If you had a Dropbox account in mid-2012, your email address and password may be compromised.
Hackers obtained around 68 million email accounts at that time – and it was recently revealed that passwords were also at risk. The database was sent to Motherboard by the breach notification service Leakbase.
In a blog post, Dropbox wrote, "If you signed up for Dropbox prior to mid-2012 and haven’t changed your password since, you’ll be prompted to update it the next time you sign in."
The forced reset is a "purely preventative measure," according to the company.
You can check if your email address has been a part of a breach at haveibeenpwned.com.
The site reveals which data associated with your email has been compromised.
Change your Dropbox password here – and enable two-step verification if you haven't already.
While you're at it, add a PIN to your phone number.

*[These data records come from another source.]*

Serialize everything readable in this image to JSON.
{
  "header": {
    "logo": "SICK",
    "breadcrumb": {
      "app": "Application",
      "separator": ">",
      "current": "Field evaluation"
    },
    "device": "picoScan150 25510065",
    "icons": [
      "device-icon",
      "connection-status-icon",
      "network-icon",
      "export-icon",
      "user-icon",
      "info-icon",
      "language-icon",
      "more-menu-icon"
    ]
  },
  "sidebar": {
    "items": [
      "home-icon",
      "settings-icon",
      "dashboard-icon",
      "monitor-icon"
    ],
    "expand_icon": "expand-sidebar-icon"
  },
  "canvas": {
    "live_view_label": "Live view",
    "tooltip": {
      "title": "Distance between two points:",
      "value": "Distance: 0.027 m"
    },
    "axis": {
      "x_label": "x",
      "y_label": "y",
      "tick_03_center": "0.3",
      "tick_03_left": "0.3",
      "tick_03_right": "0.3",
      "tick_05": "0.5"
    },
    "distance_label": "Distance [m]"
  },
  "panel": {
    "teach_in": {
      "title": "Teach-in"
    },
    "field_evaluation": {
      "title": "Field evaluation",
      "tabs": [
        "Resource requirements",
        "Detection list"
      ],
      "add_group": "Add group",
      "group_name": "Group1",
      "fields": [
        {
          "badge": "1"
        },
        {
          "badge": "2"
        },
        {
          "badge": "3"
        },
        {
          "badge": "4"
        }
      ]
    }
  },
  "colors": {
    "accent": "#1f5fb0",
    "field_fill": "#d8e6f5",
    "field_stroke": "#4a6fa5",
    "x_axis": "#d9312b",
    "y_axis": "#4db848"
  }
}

Hackers can bypass two-factor authentication by providing your name and last four digits of your social security number to your mobile carrier. It's easy to add an extra layer of security to your phone number, and here's how to do it.